- Intensification of the struggle for the Ukrainian historical and cultural heritage at the international level. Involvement of art critics and historians in the factual substantiation of Ukrainian law on objects appropriated by Russia. Conducting information campaigns for various target audiences abroad with the participation of the Ministry of Foreign Affairs of Ukraine, the Ukrainian Institute, the Ukrainian Cultural Foundation, and other relevant institutions.
- Active monitoring of all initiatives of the Russian government aimed at the exploitation of Crimea in cultural diplomacy and systematic rapid response to such threats.
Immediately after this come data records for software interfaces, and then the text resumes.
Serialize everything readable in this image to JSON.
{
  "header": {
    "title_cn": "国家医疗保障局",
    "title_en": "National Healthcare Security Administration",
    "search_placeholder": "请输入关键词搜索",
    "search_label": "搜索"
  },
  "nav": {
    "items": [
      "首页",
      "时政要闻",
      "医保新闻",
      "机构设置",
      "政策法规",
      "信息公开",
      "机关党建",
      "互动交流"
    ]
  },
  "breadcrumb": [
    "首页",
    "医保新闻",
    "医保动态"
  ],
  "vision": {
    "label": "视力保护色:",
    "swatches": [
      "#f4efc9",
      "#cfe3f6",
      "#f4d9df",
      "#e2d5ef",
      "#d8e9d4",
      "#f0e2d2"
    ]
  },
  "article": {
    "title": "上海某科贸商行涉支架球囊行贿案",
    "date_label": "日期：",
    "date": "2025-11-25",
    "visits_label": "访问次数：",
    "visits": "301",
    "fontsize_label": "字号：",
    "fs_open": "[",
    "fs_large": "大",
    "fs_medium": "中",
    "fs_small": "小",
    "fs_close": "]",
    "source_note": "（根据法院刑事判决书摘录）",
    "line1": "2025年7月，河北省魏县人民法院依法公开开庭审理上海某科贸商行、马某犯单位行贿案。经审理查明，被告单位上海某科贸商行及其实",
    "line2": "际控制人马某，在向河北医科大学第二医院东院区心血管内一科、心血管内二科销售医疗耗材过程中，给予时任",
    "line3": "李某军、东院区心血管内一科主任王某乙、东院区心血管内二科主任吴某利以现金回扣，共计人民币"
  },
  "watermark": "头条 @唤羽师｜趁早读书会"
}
Involvement of the expert community for appropriate communication with international target audiences.
- Mapping Russian agents of influence abroad, which promote the Kremlin’s agenda regarding Crimea, and disseminating such information among international partners with an emphasis on the threats posed by their activities to these states themselves.
- Launch and active development of the Crimean Platform.
- Establishing contacts and active involvement of the Crimean Tatar and Ukrainian diaspora in Ukrainian cultural diplomacy in the context of Crimea.
 Alexandar Sheshel
Alexandar’s father Vojislav Sheshel was indicted for war crimes by the Hague Tribunal for the former Yugoslavia for helping Slobodan Milosevic. Alexandar also professes radical right-wing political views.
Implemented within the program activities of the Foreign Policy Council “Ukrainian Prism” at the request of the Ukrainian Institute within the Initiative for the Development of Think Tanks in Ukraine, implemented by the International Foundation “Vidrodzhennya” in partnership with the Open Society Initiative for Europe (OSIFE) with financial support from the Swedish Embassy in Ukraine. The views and opinions expressed in this article belong to the author and do not necessarily reflect the position of the Swedish Embassy in Ukraine, the International Foundation “Vidrodzhennya” or the Open Society Initiative for Europe (OSIFE).
Oleksandra Tsekhanovska, Head of the Hybrid Warfare Analytical Group of Ukraine Crisis Media Center